But Sen. Carol Blood of Bellevue sat out the vote after saying she had serious concerns that had not been addressed in the bill.
She said LB 814 would not end dismemberment abortions because it only bans procedures done with clamps, forceps or similar instruments. The ban would not apply if suction is used to remove pieces of a fetus. The ban also would not apply if the fetus was killed before being removed, a process that Blood called equally horrific.
Blood had voted for the bill after the first and second rounds of debate based on a proposed amendment. The amendment was never debated as opponents filibustered the bill at each stage.
Her decision meant supporters of LB 814 were short one vote to cut off the final-round filibuster. Sen. Mike Groene of North Platte, who has been absent since lawmakers rejected a last-minute attempt to get his student discipline bill passed, arrived to provide that last vote midway through the roll call.
Opponents, led by Sen. Megan Hunt of Omaha, predicted that the bill will face a legal challenge and be found unconstitutional.
Courts have blocked similar bans in all but three of the dozen states that have passed them. Two states where the bans have taken effect have no abortion providers that perform second-trimester abortions.
Legal proceedings are ongoing in a third state. On Friday, the 8th U.S. Circuit Court of Appeals lifted the injunction against the Arkansas ban and sent the case back to the district court, instructing the court to reconsider its previous ruling in light of a U.S. Supreme Court decision this summer.
Earlier this week, Attorney General Doug Peterson’s office issued an opinion concluding that LB 814 is “likely constitutional” and would not impose a “substantial obstacle” to access to abortion because the majority of second-trimester abortions in Nebraska are done using other methods.
Marion Miner, associate director for pro-life and family at the Nebraska Catholic Conference, and Karen Bowling, executive director of Nebraska Family Alliance, praised the Legislature’s action. Miner said the bill makes Nebraska a national leader while Bowling called the bill a “landmark victory.”
“Life has won today in Nebraska,” he said. “By ending dismemberment abortion, our state has demonstrated and reaffirmed its deep respect for the human dignity of pre-born children and their mothers.”
But officials with Planned Parenthood North Central States, which operates clinics in Omaha and Lincoln that offer abortions, said the bill inserts politics into what should be private medical decisions between patients and their doctors.
“Today lawmakers continued their attack on reproductive health care in Nebraska, creating arbitrary barriers to safe, legal abortion,” said Andi Curry Grubb, the organization’s Nebraska executive director. “This egregious law is not about improving the health care of Nebraskans and, instead, is about shaming them and placing additional burdens on women.”
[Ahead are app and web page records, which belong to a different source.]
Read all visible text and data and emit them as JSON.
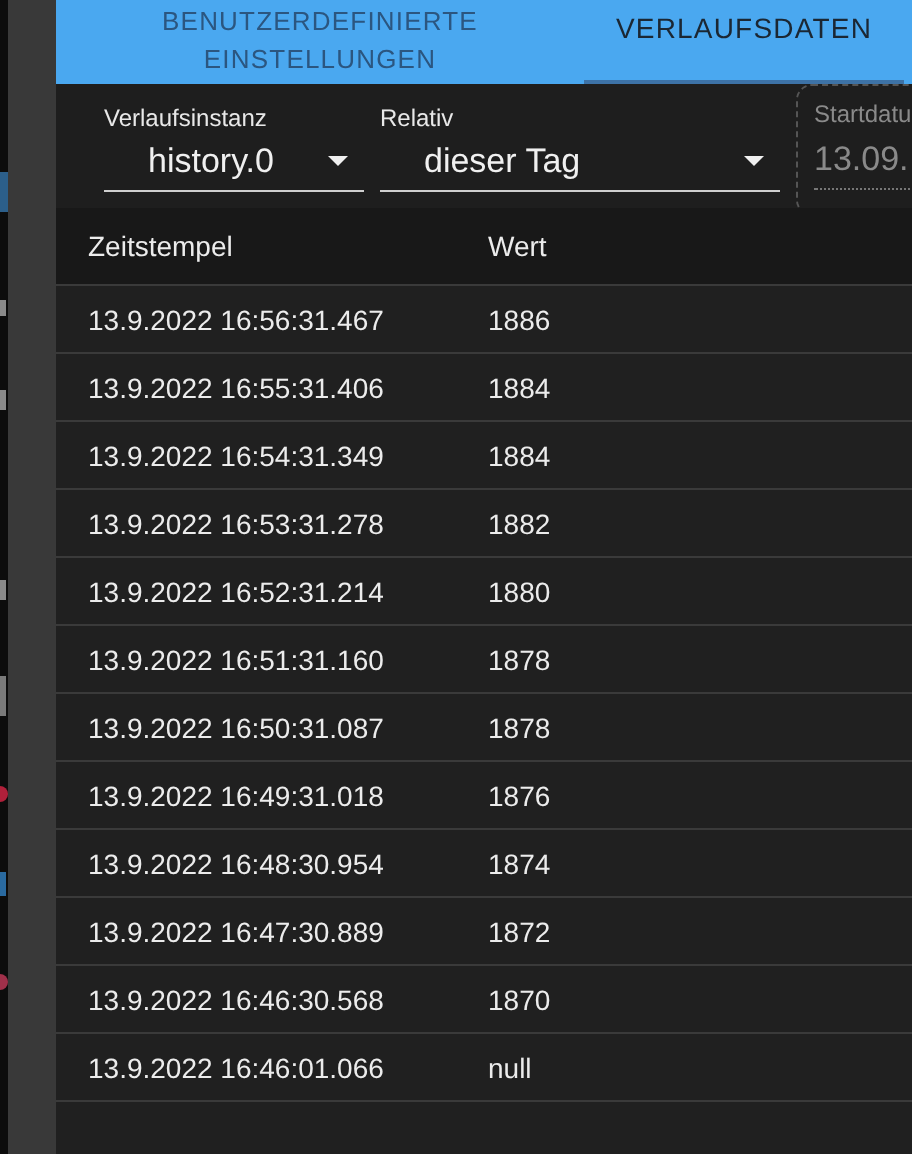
{
  "tabs": [
    {
      "label": "BENUTZERDEFINIERTE EINSTELLUNGEN",
      "selected": false
    },
    {
      "label": "VERLAUFSDATEN",
      "selected": true
    }
  ],
  "filters": [
    {
      "kind": "select",
      "label": "Verlaufsinstanz",
      "value": "history.0"
    },
    {
      "kind": "select",
      "label": "Relativ",
      "value": "dieser Tag"
    },
    {
      "kind": "date",
      "label": "Startdatu",
      "value": "13.09.",
      "disabled": true
    }
  ],
  "table": {
    "columns": [
      "Zeitstempel",
      "Wert"
    ],
    "rows": [
      [
        "13.9.2022 16:56:31.467",
        "1886"
      ],
      [
        "13.9.2022 16:55:31.406",
        "1884"
      ],
      [
        "13.9.2022 16:54:31.349",
        "1884"
      ],
      [
        "13.9.2022 16:53:31.278",
        "1882"
      ],
      [
        "13.9.2022 16:52:31.214",
        "1880"
      ],
      [
        "13.9.2022 16:51:31.160",
        "1878"
      ],
      [
        "13.9.2022 16:50:31.087",
        "1878"
      ],
      [
        "13.9.2022 16:49:31.018",
        "1876"
      ],
      [
        "13.9.2022 16:48:30.954",
        "1874"
      ],
      [
        "13.9.2022 16:47:30.889",
        "1872"
      ],
      [
        "13.9.2022 16:46:30.568",
        "1870"
      ],
      [
        "13.9.2022 16:46:01.066",
        "null"
      ]
    ]
  }
}
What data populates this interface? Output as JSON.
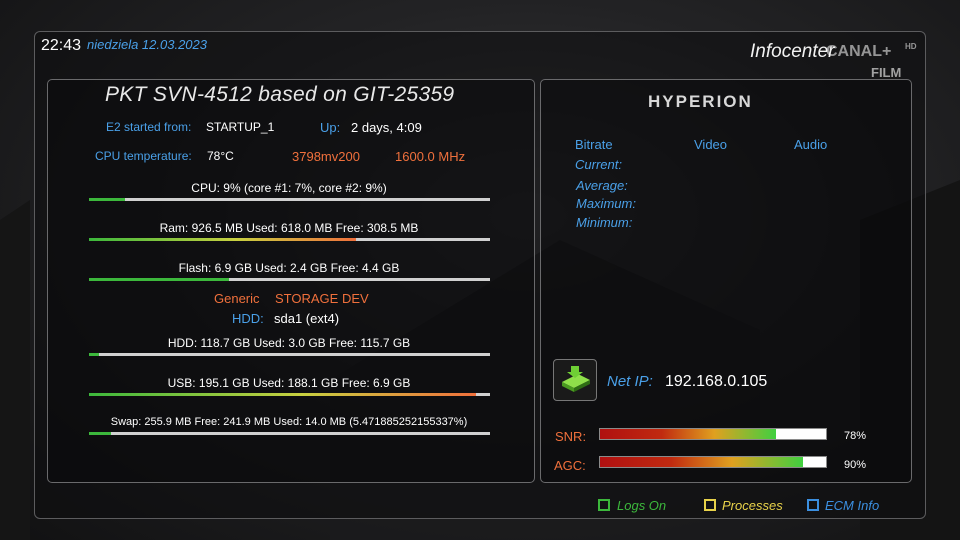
{
  "header": {
    "time": "22:43",
    "date": "niedziela 12.03.2023",
    "title": "Infocenter",
    "channel_logo": "CANAL+",
    "channel_hd": "HD",
    "channel_sub": "FILM"
  },
  "system": {
    "heading": "PKT SVN-4512  based on GIT-25359",
    "e2_started_label": "E2 started from:",
    "e2_started_value": "STARTUP_1",
    "uptime_label": "Up:",
    "uptime_value": "2 days,  4:09",
    "cpu_temp_label": "CPU temperature:",
    "cpu_temp_value": "78°C",
    "voltage": "3798mv200",
    "frequency": "1600.0 MHz",
    "cpu_line": "CPU:   9%   (core #1:   7%, core #2:   9%)",
    "cpu_usage": 0.09,
    "ram_line": "Ram: 926.5 MB Used: 618.0 MB Free: 308.5 MB",
    "ram_usage": 0.667,
    "flash_line": "Flash: 6.9 GB Used: 2.4 GB Free: 4.4 GB",
    "flash_usage": 0.35,
    "storage_generic": "Generic",
    "storage_dev": "STORAGE DEV",
    "hdd_label": "HDD:",
    "hdd_value": "sda1  (ext4)",
    "hdd_line": "HDD: 118.7 GB Used: 3.0 GB Free: 115.7 GB",
    "hdd_usage": 0.025,
    "usb_line": "USB: 195.1 GB Used: 188.1 GB Free: 6.9 GB",
    "usb_usage": 0.964,
    "swap_line": "Swap: 255.9 MB Free: 241.9 MB Used: 14.0 MB (5.471885252155337%)",
    "swap_usage": 0.0547
  },
  "stream": {
    "logo": "HYPERION",
    "bitrate_label": "Bitrate",
    "video_label": "Video",
    "audio_label": "Audio",
    "current_label": "Current:",
    "average_label": "Average:",
    "maximum_label": "Maximum:",
    "minimum_label": "Minimum:",
    "net_ip_label": "Net IP:",
    "net_ip_value": "192.168.0.105",
    "snr_label": "SNR:",
    "snr_value": "78%",
    "snr_level": 0.78,
    "agc_label": "AGC:",
    "agc_value": "90%",
    "agc_level": 0.9
  },
  "footer": {
    "logs": "Logs On",
    "processes": "Processes",
    "ecm": "ECM Info"
  },
  "colors": {
    "accent_blue": "#4aa0e8",
    "accent_orange": "#f0703c",
    "green": "#3cb83c",
    "yellow": "#e8d24a",
    "blue": "#3b8fe0"
  }
}
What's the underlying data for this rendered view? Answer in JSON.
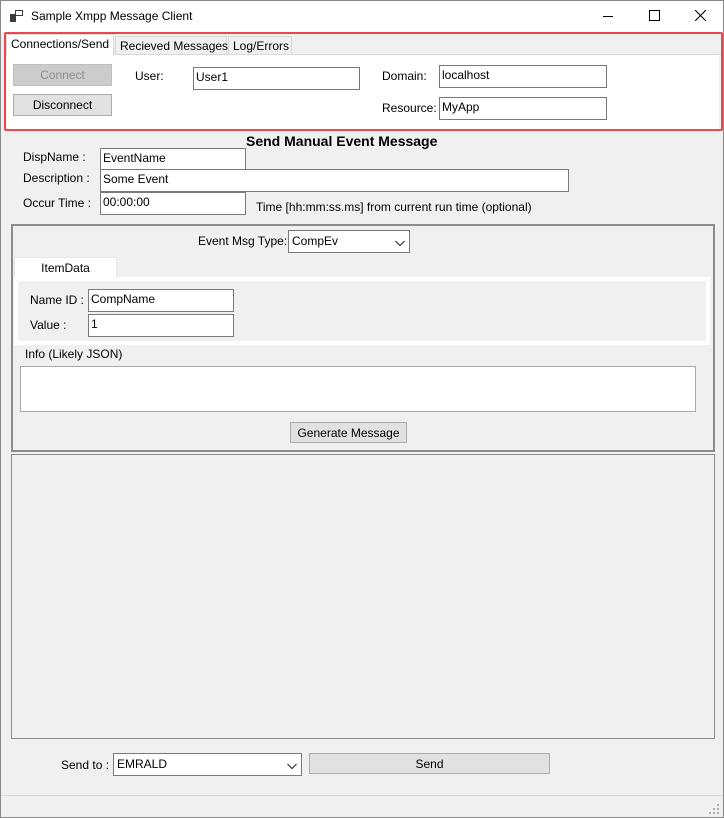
{
  "window": {
    "title": "Sample Xmpp Message Client"
  },
  "tabs": [
    {
      "label": "Connections/Send",
      "active": true
    },
    {
      "label": "Recieved Messages",
      "active": false
    },
    {
      "label": "Log/Errors",
      "active": false
    }
  ],
  "connection": {
    "connect_label": "Connect",
    "disconnect_label": "Disconnect",
    "user_label": "User:",
    "user_value": "User1",
    "domain_label": "Domain:",
    "domain_value": "localhost",
    "resource_label": "Resource:",
    "resource_value": "MyApp"
  },
  "send_section": {
    "heading": "Send Manual Event Message",
    "dispname_label": "DispName :",
    "dispname_value": "EventName",
    "description_label": "Description :",
    "description_value": "Some Event",
    "occur_label": "Occur Time :",
    "occur_value": "00:00:00",
    "occur_hint": "Time [hh:mm:ss.ms] from current run time (optional)"
  },
  "event_group": {
    "type_label": "Event Msg Type:",
    "type_value": "CompEv",
    "inner_tab": "ItemData",
    "nameid_label": "Name ID :",
    "nameid_value": "CompName",
    "value_label": "Value :",
    "value_value": "1",
    "info_label": "Info (Likely JSON)",
    "info_value": "",
    "generate_label": "Generate Message"
  },
  "footer": {
    "sendto_label": "Send to :",
    "sendto_value": "EMRALD",
    "send_label": "Send"
  },
  "colors": {
    "highlight": "#e8484e",
    "button_face": "#e1e1e1"
  }
}
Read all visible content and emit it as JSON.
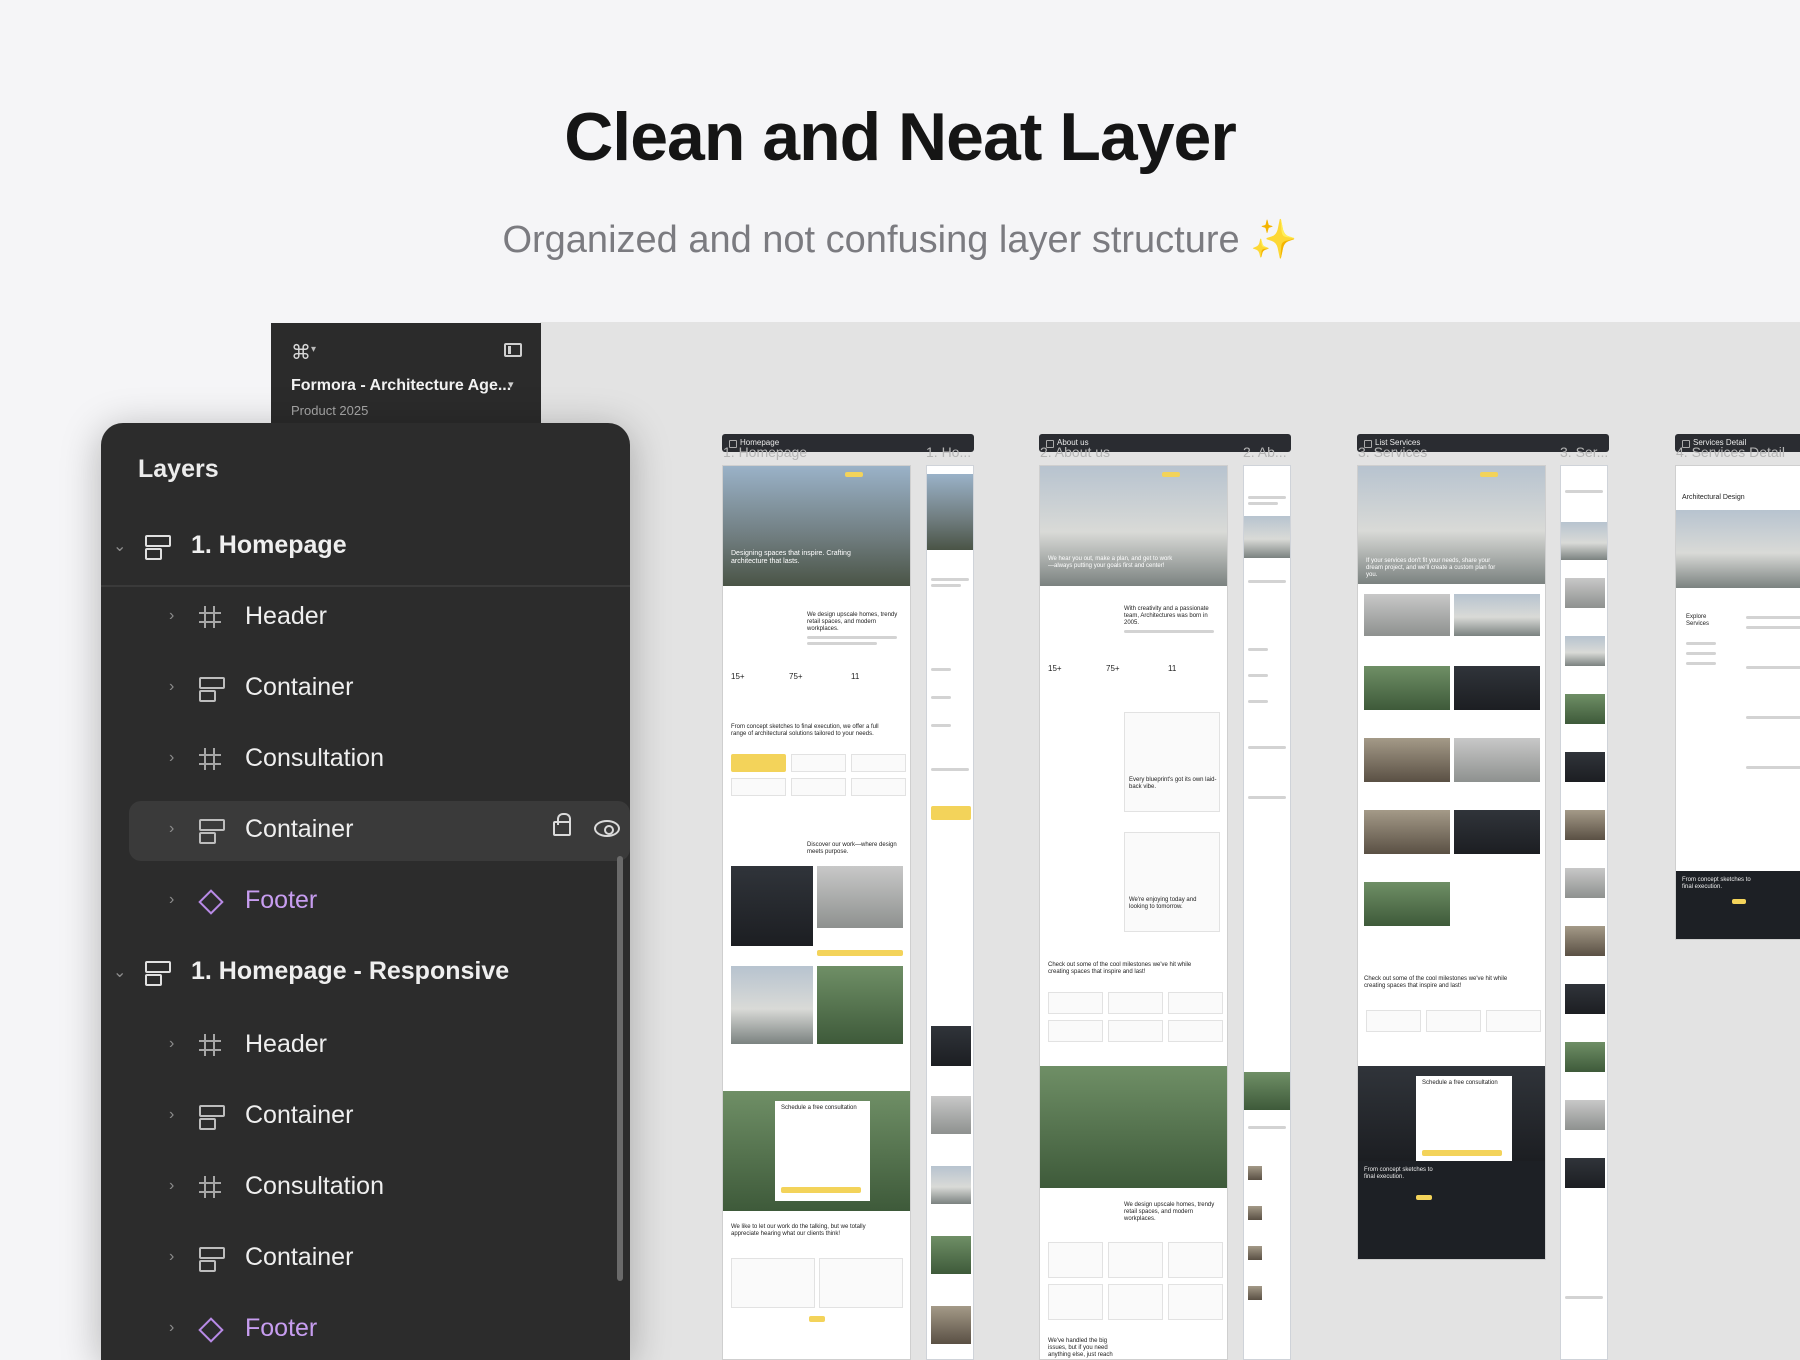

She said abortions may be done during the second trimester for various reasons, including health risks to pregnant women and fetal anomalies that aren’t detected until that stage of a pregnancy. Women also may not get abortions early in pregnancy because of problems such as mandated waiting periods, delays in getting money and a lack of providers.
LB 814 passed two days after the family of Julie Schmit-Albin, the longtime executive director for Nebraska Right to Life, announced she had gone into hospice. She has been battling cancer.